#### INPUT ####

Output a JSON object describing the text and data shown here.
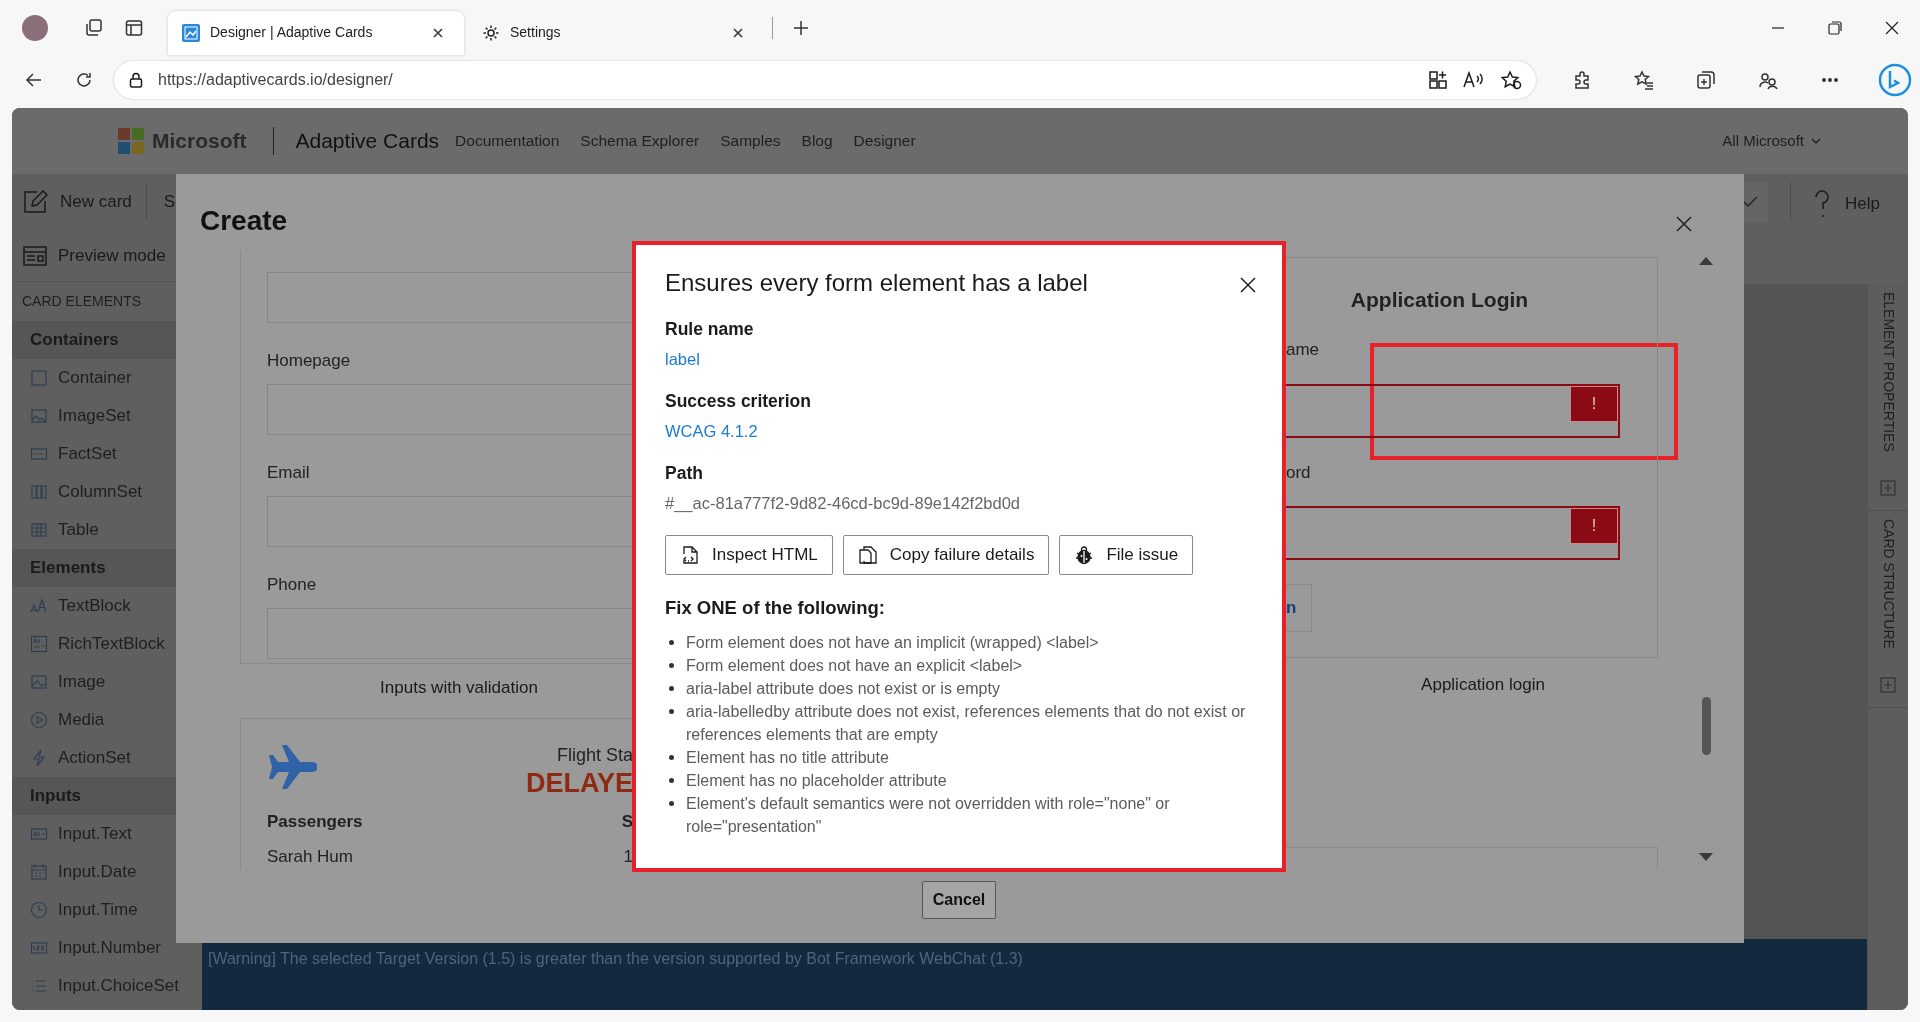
{
  "browser": {
    "tabs": [
      {
        "title": "Designer | Adaptive Cards",
        "selected": true
      },
      {
        "title": "Settings",
        "selected": false
      }
    ],
    "address": "https://adaptivecards.io/designer/"
  },
  "site_header": {
    "brand": "Microsoft",
    "product": "Adaptive Cards",
    "nav": [
      "Documentation",
      "Schema Explorer",
      "Samples",
      "Blog",
      "Designer"
    ],
    "menu": "All Microsoft"
  },
  "toolbar": {
    "new_card": "New card",
    "next_item": "S",
    "preview_mode": "Preview mode",
    "help": "Help"
  },
  "sidebar": {
    "title": "CARD ELEMENTS",
    "groups": [
      {
        "name": "Containers",
        "items": [
          "Container",
          "ImageSet",
          "FactSet",
          "ColumnSet",
          "Table"
        ]
      },
      {
        "name": "Elements",
        "items": [
          "TextBlock",
          "RichTextBlock",
          "Image",
          "Media",
          "ActionSet"
        ]
      },
      {
        "name": "Inputs",
        "items": [
          "Input.Text",
          "Input.Date",
          "Input.Time",
          "Input.Number",
          "Input.ChoiceSet"
        ]
      }
    ]
  },
  "side_tabs": [
    "ELEMENT PROPERTIES",
    "CARD STRUCTURE"
  ],
  "warning": "[Warning] The selected Target Version (1.5) is greater than the version supported by Bot Framework WebChat (1.3)",
  "create_dialog": {
    "title": "Create",
    "validation_card": {
      "fields": [
        {
          "kind": "input"
        },
        {
          "kind": "labeled",
          "label": "Homepage"
        },
        {
          "kind": "labeled",
          "label": "Email"
        },
        {
          "kind": "labeled",
          "label": "Phone"
        }
      ],
      "caption": "Inputs with validation"
    },
    "flight_card": {
      "status_label": "Flight Sta",
      "status": "DELAYE",
      "rows": [
        [
          "Passengers",
          "S"
        ],
        [
          "Sarah Hum",
          "1"
        ]
      ]
    },
    "login_card": {
      "title": "Application Login",
      "fields": [
        {
          "label": "ame",
          "invalid": true,
          "error_mark": "!",
          "highlighted": true
        },
        {
          "label": "ord",
          "invalid": true,
          "error_mark": "!",
          "highlighted": false
        }
      ],
      "button": "n",
      "caption": "Application login"
    },
    "cancel": "Cancel"
  },
  "rule_dialog": {
    "title": "Ensures every form element has a label",
    "sections": [
      {
        "heading": "Rule name",
        "value": "label",
        "kind": "link"
      },
      {
        "heading": "Success criterion",
        "value": "WCAG 4.1.2",
        "kind": "link"
      },
      {
        "heading": "Path",
        "value": "#__ac-81a777f2-9d82-46cd-bc9d-89e142f2bd0d",
        "kind": "text"
      }
    ],
    "buttons": [
      "Inspect HTML",
      "Copy failure details",
      "File issue"
    ],
    "fix_heading": "Fix ONE of the following:",
    "fixes": [
      "Form element does not have an implicit (wrapped) <label>",
      "Form element does not have an explicit <label>",
      "aria-label attribute does not exist or is empty",
      "aria-labelledby attribute does not exist, references elements that do not exist or references elements that are empty",
      "Element has no title attribute",
      "Element has no placeholder attribute",
      "Element's default semantics were not overridden with role=\"none\" or role=\"presentation\""
    ]
  }
}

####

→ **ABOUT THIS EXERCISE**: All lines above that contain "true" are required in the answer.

→ **REPLY**:
        "selected": true
          "invalid": true,
          "highlighted": true
          "invalid": true,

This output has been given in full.